### Per Team:

• 1 toy car (1:64 scale size, such as Hot Wheels or Matchbox)
• 10 or more 3″ x 5″ index cards
• 1 roll of tape

## Relevant Terminology

Load: The weight that something must support. A bridge has to support the weight of cars driving across it.

Span: The distance from one side of something to the other side, like the length of a bridge.

## Introduce

Build one triangle, one square, and one arch in advance as visual aids.

INTRODUCTION

Do you know what the strongest shape is? Engineers design structures using shapes that support a lot of weight without collapsing. Think about bridges you have seen. Did you notice any shapes that are repeated? Today you can experiment with shapes and think like an engineer to build a bridge.

Examples of a triangle, a square, and an arch made of index cards and tape. Credit: American Society of Civil Engineers.

## Instructions

Show the participants examples of a triangle, an arch, and a square made of index cards and tape.

1. Encourage them to build their own index card shapes. Find out which is strongest by pushing down on them and rocking them side to side. Make sure to stand the shapes upright!
2. Make observations about the strength of each shape. Notice that the square was easy to collapse while the triangle and arch held up better under pressure.
3. Instruct teams to choose one shape to use in building a bridge. The shapes can be taped together, but not taped to the table. Use index cards to create a roadway, if necessary.
4. While it is resting flat on the table, test the bridge with toy cars to see how it holds up under a load. Can it support one car without collapsing?
5. Rest the bridge on two piles of books 8 inches apart. Now see if it can hold one car without collapsing. How about two?

ACTIVITY VARIATIONS

Have a contest to see whose bridge can hold the most weight.

## Guiding questions

The Dragon Bridge in Vietnam uses arches that look like a dragon. Credit: Bùi Thụy Đào Nguyên/Wikimedia Commons

### GUIDANCE FOR PARTICIPANTS

QUESTIONS TO ASK AFTER THE ACTIVITY
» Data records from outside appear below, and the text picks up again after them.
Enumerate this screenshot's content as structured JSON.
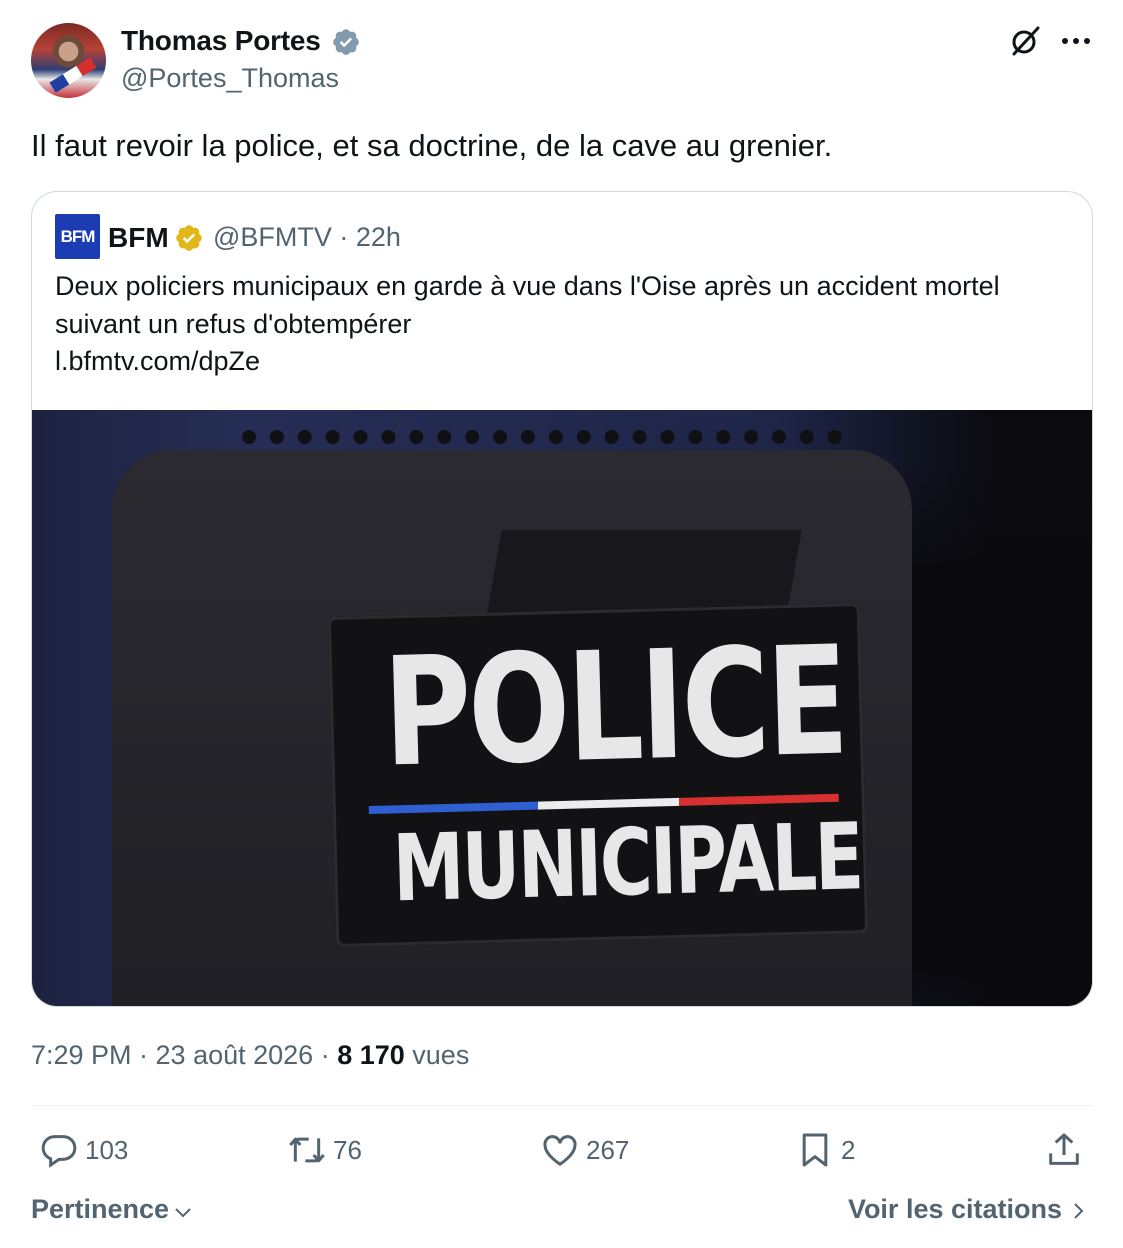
{
  "author": {
    "name": "Thomas Portes",
    "handle": "@Portes_Thomas"
  },
  "tweet": {
    "text": "Il faut revoir la police, et sa doctrine, de la cave au grenier."
  },
  "quoted": {
    "logo_text": "BFM",
    "name": "BFM",
    "meta": "@BFMTV · 22h",
    "text_lines": [
      "Deux policiers municipaux en garde à vue dans l'Oise après un accident mortel",
      "suivant un refus d'obtempérer",
      "l.bfmtv.com/dpZe"
    ],
    "image": {
      "patch_line1": "POLICE",
      "patch_line2": "MUNICIPALE"
    }
  },
  "meta": {
    "time": "7:29 PM · 23 août 2026 · ",
    "views_count": "8 170",
    "views_label": " vues"
  },
  "actions": {
    "replies": "103",
    "retweets": "76",
    "likes": "267",
    "bookmarks": "2"
  },
  "footer": {
    "sort_label": "Pertinence",
    "quotes_label": "Voir les citations"
  },
  "colors": {
    "text_primary": "#0f1419",
    "text_secondary": "#536471",
    "verified_grey": "#829aab",
    "verified_gold": "#e2b719",
    "border": "#cfd9de",
    "bfm_blue": "#1c3cb4"
  },
  "icons": [
    "verified-grey-icon",
    "grok-icon",
    "more-icon",
    "verified-gold-icon",
    "reply-icon",
    "retweet-icon",
    "like-icon",
    "bookmark-icon",
    "share-icon",
    "chevron-down-icon",
    "chevron-right-icon"
  ]
}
• What shapes did you try out in your bridge? Which one was the strongest?
• How can tape make your bridge stronger?
• What would happen if you doubled up the index cards—would the bridge be stronger?
• How can you make your bridge look really good? Do you think that engineers care how a bridge looks? (Check out the Dragon Bridge in Vietnam.)
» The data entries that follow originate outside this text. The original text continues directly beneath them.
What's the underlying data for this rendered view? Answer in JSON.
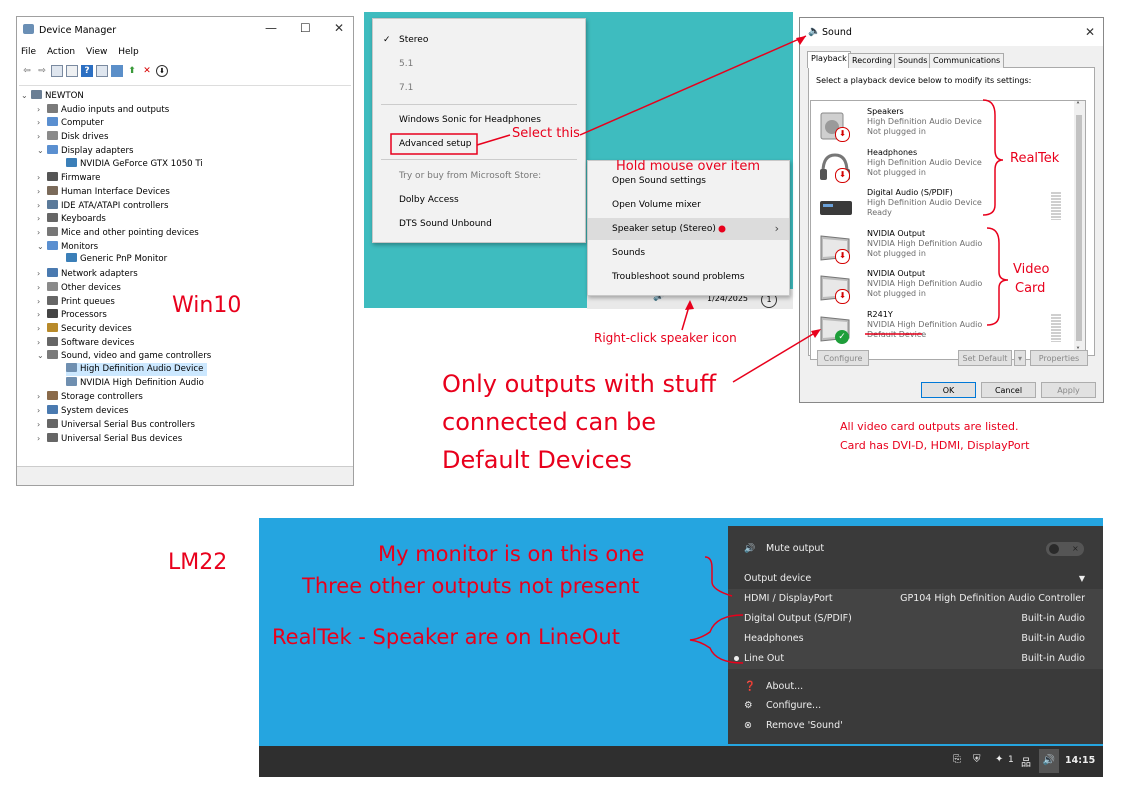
{
  "device_manager": {
    "title": "Device Manager",
    "menu": [
      "File",
      "Action",
      "View",
      "Help"
    ],
    "tree": [
      {
        "label": "NEWTON",
        "level": 0,
        "expanded": true
      },
      {
        "label": "Audio inputs and outputs",
        "level": 1
      },
      {
        "label": "Computer",
        "level": 1
      },
      {
        "label": "Disk drives",
        "level": 1
      },
      {
        "label": "Display adapters",
        "level": 1,
        "expanded": true
      },
      {
        "label": "NVIDIA GeForce GTX 1050 Ti",
        "level": 2
      },
      {
        "label": "Firmware",
        "level": 1
      },
      {
        "label": "Human Interface Devices",
        "level": 1
      },
      {
        "label": "IDE ATA/ATAPI controllers",
        "level": 1
      },
      {
        "label": "Keyboards",
        "level": 1
      },
      {
        "label": "Mice and other pointing devices",
        "level": 1
      },
      {
        "label": "Monitors",
        "level": 1,
        "expanded": true
      },
      {
        "label": "Generic PnP Monitor",
        "level": 2
      },
      {
        "label": "Network adapters",
        "level": 1
      },
      {
        "label": "Other devices",
        "level": 1
      },
      {
        "label": "Print queues",
        "level": 1
      },
      {
        "label": "Processors",
        "level": 1
      },
      {
        "label": "Security devices",
        "level": 1
      },
      {
        "label": "Software devices",
        "level": 1
      },
      {
        "label": "Sound, video and game controllers",
        "level": 1,
        "expanded": true
      },
      {
        "label": "High Definition Audio Device",
        "level": 2,
        "selected": true
      },
      {
        "label": "NVIDIA High Definition Audio",
        "level": 2
      },
      {
        "label": "Storage controllers",
        "level": 1
      },
      {
        "label": "System devices",
        "level": 1
      },
      {
        "label": "Universal Serial Bus controllers",
        "level": 1
      },
      {
        "label": "Universal Serial Bus devices",
        "level": 1
      }
    ]
  },
  "speaker_menu": {
    "items": [
      "Stereo",
      "5.1",
      "7.1",
      "Windows Sonic for Headphones",
      "Advanced setup",
      "Try or buy from Microsoft Store:",
      "Dolby Access",
      "DTS Sound Unbound"
    ],
    "checked": "✓"
  },
  "context_menu": {
    "items": [
      "Open Sound settings",
      "Open Volume mixer",
      "Speaker setup (Stereo)",
      "Sounds",
      "Troubleshoot sound problems"
    ],
    "date": "1/24/2025",
    "notify": "1"
  },
  "sound_dialog": {
    "title": "Sound",
    "tabs": [
      "Playback",
      "Recording",
      "Sounds",
      "Communications"
    ],
    "instruction": "Select a playback device below to modify its settings:",
    "devices": [
      {
        "name": "Speakers",
        "driver": "High Definition Audio Device",
        "status": "Not plugged in",
        "icon": "speaker"
      },
      {
        "name": "Headphones",
        "driver": "High Definition Audio Device",
        "status": "Not plugged in",
        "icon": "headphones"
      },
      {
        "name": "Digital Audio (S/PDIF)",
        "driver": "High Definition Audio Device",
        "status": "Ready",
        "icon": "spdif"
      },
      {
        "name": "NVIDIA Output",
        "driver": "NVIDIA High Definition Audio",
        "status": "Not plugged in",
        "icon": "monitor"
      },
      {
        "name": "NVIDIA Output",
        "driver": "NVIDIA High Definition Audio",
        "status": "Not plugged in",
        "icon": "monitor"
      },
      {
        "name": "R241Y",
        "driver": "NVIDIA High Definition Audio",
        "status": "Default Device",
        "icon": "monitor-default"
      }
    ],
    "buttons": {
      "configure": "Configure",
      "set_default": "Set Default",
      "properties": "Properties",
      "ok": "OK",
      "cancel": "Cancel",
      "apply": "Apply"
    }
  },
  "lm_menu": {
    "mute": "Mute output",
    "output_device": "Output device",
    "outputs": [
      {
        "name": "HDMI / DisplayPort",
        "desc": "GP104 High Definition Audio Controller",
        "active": false
      },
      {
        "name": "Digital Output (S/PDIF)",
        "desc": "Built-in Audio",
        "active": false
      },
      {
        "name": "Headphones",
        "desc": "Built-in Audio",
        "active": false
      },
      {
        "name": "Line Out",
        "desc": "Built-in Audio",
        "active": true
      }
    ],
    "actions": [
      "About...",
      "Configure...",
      "Remove 'Sound'"
    ],
    "tray_count": "1",
    "clock": "14:15"
  },
  "annotations": {
    "select_this": "Select this",
    "hold_mouse": "Hold mouse over item",
    "right_click": "Right-click speaker icon",
    "realtek": "RealTek",
    "video_card_1": "Video",
    "video_card_2": "Card",
    "win10": "Win10",
    "only_outputs_1": "Only outputs with stuff",
    "only_outputs_2": "connected can be",
    "only_outputs_3": "Default Devices",
    "all_listed_1": "All video card outputs are listed.",
    "all_listed_2": "Card has DVI-D, HDMI, DisplayPort",
    "lm22": "LM22",
    "monitor_1": "My monitor is on this one",
    "monitor_2": "Three other outputs not present",
    "realtek_lineout": "RealTek - Speaker are on LineOut"
  },
  "colors": {
    "accent_red": "#e8001c",
    "lm_blue": "#25a5e0",
    "win_teal": "#3ebcbf"
  }
}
## Engineering & science connections

### GUIDANCE FOR PARTICPANTS

Engineering Connections

Building a bridge is an example of a hard problem that engineers know how to solve. They have the knowledge to plan one, design one, and build it, so that we don’t have to worry about whether a bridge is strong enough for us to cross. To make a safe bridge that will last a long time, engineers often look at other bridges that are already built and try to imagine ways that they can improve on that existing design. In other words, they learn from mistakes made in the past and make old designs even better!

Science Connections
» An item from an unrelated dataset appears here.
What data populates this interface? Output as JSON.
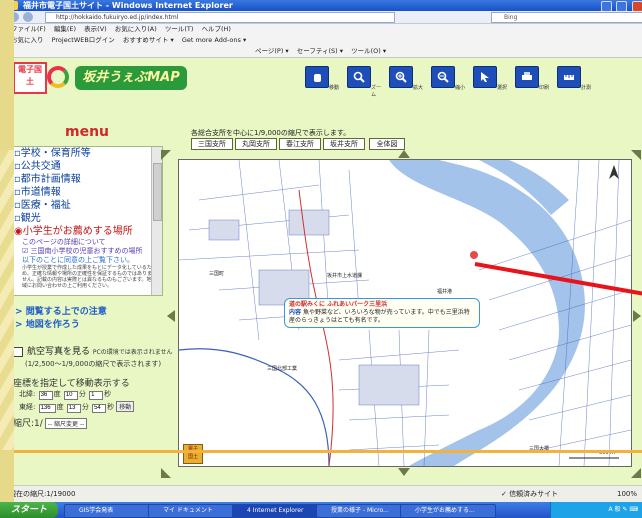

If you push hard on one side of a square, pentagon, or other straight-edged shape, it will fold in on itself…except for one shape: the triangle. It is impossible to collapse a triangle without breaking one of its sides, which makes it the strongest straight-edge shape. For this reason, you will see triangles in lots of bridges. Triangle shapes in a bridge direct the weight of the bridge and the cars crossing it downward without bending. What about arches? They act like triangles, directing the weight of cars on the bridge without bending.